By Ryan Abbott
The Indian Federal Department of Pharmaceuticals has released a new Drugs (Prices Control) Order that expands the list of “essential” drugs subject to government price control. Currently, a 1995 order restricts prices on 74 bulk drugs and their formulations; the new order would control prices on a total of 348 medicines that make up 60 percent of domestic drug sales. The price for these drugs will be based on a simple average of all brands with a market share of at least one percent.
The Indian Pharmaceutical Alliance (IPA), which represents major Indian pharmaceutical manufacturers, estimates that prices could fall between 20 and 90 percent. Price controls are certain to improve access to medicines in a country where two-thirds of the citizens have no health insurance and pay health care costs out-of-pocket. India spends less than 1.5 percent of its GDP on public health, ranking among the lowest spenders from developing countries.
Coming soon after India issued compulsory licenses for on-patent medicines, and the recent high-profile Glivec patent case I blogged about in April, expanded price controls reflect a growing willingness to challenge multinational corporations (MNCs). Whether this will result in backlash from MNCs remains to be seen—but they have not historically failed to respond to such challenges.

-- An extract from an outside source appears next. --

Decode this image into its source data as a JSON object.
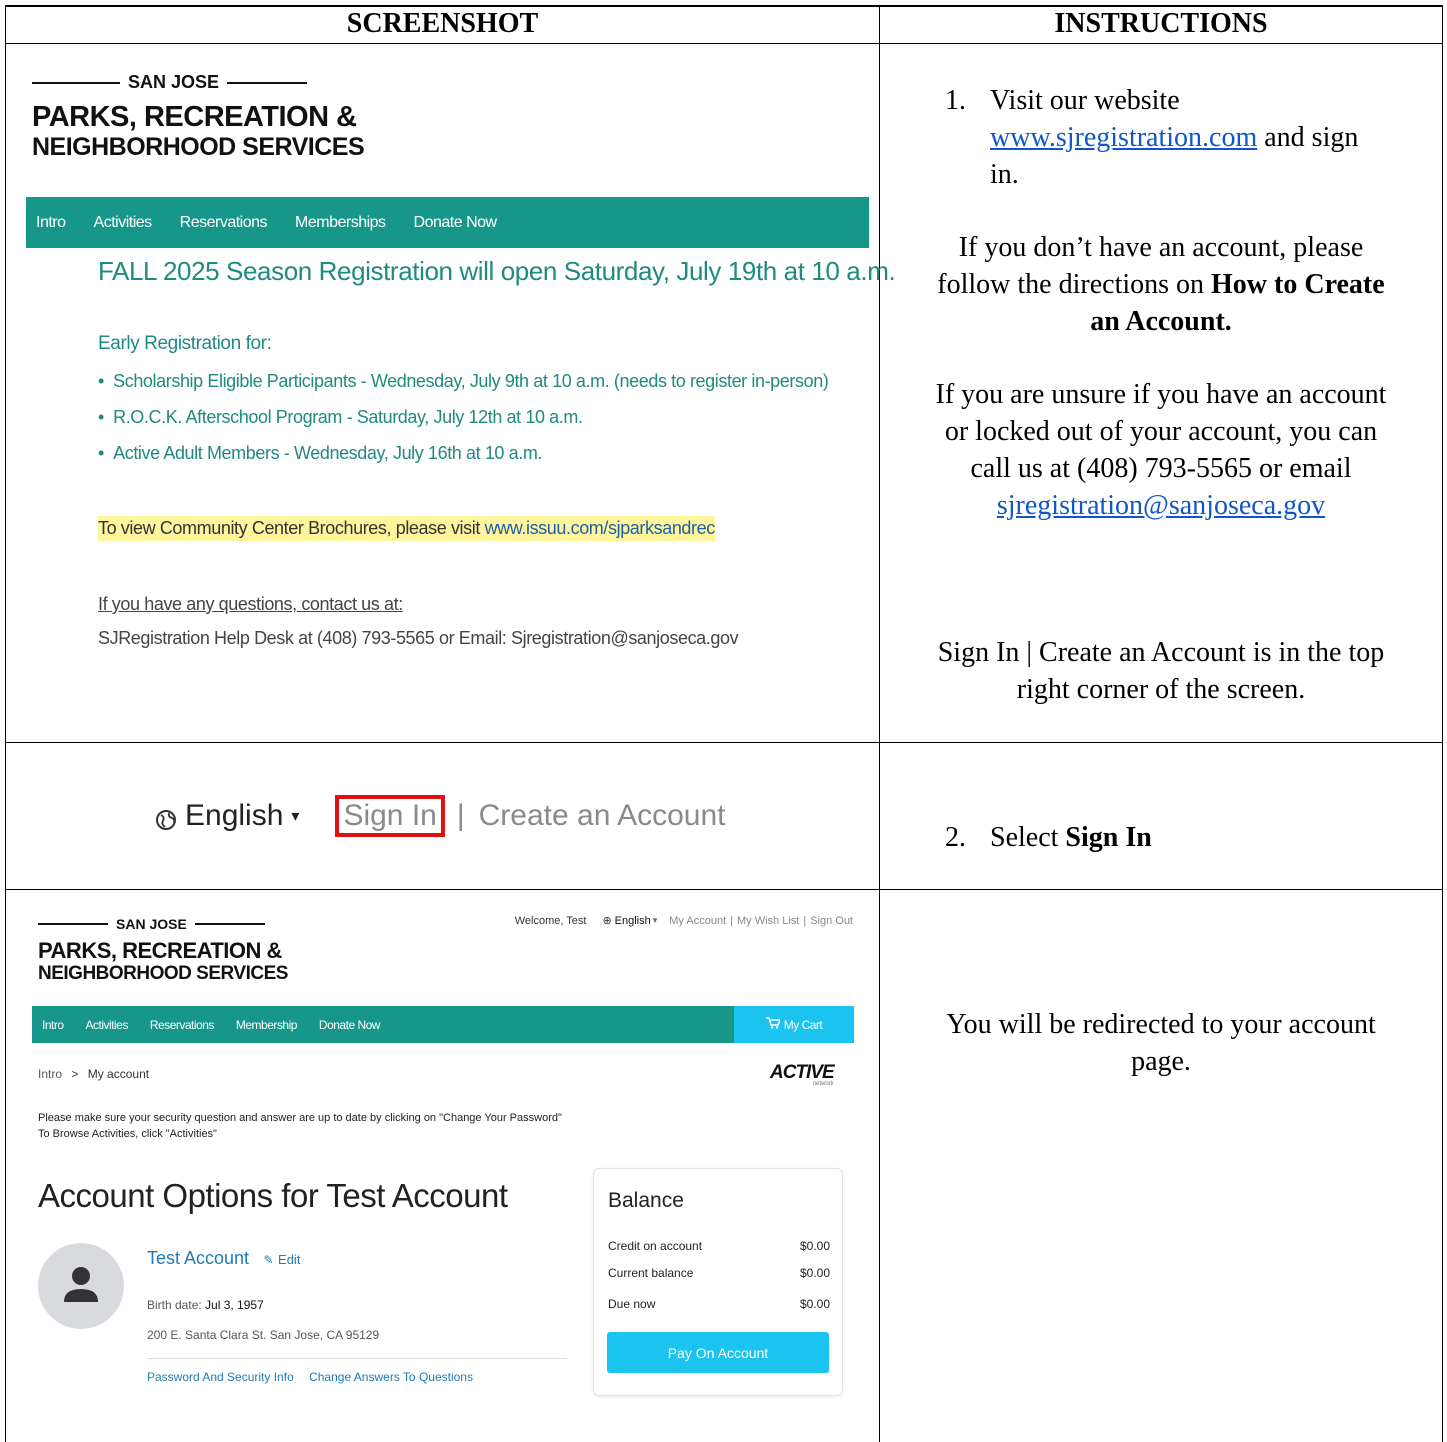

MNC retaliation would probably lack legal grounding as everything India has done to date, including price controls, is permitted under the TRIPS Agreement. MNCs might raise issue with the fact that the Indian Order contains a preference for domestic companies. New products discovered and developed in India will be exempt from price controls for five years. MNCs might argue this is a protectionist scheme. However, that might be hard given that R&D related preferences are provided in many countries of the world.
In the U.S., R&D funds preferentially benefit American companies. The Bayh-Dole Act allows private parties to patent inventions developed with federal research funding. However, before a patent holder can issue a license to use or sell a subject invention, the potential licensee must usually agree that any resulting product will be manufactured substantially in the U.S. (35 U.S.C. § 204).
And while we’re on the subject of the U.S., things are not all bad for MNCs. A new report by the global research and consulting firm GlobalData forecasts the Affordable Care Act (ACA) will bring $10 to $35 billion in additional profits to the biopharma industry over the next decade. It also finds that the value of the biopharmaceutical market will climb from $359 billion in 2012 to $476 billion in 2020 due to increased health care demand from expanded insurance coverage and an aging population. It’s still a good time to be a drug company.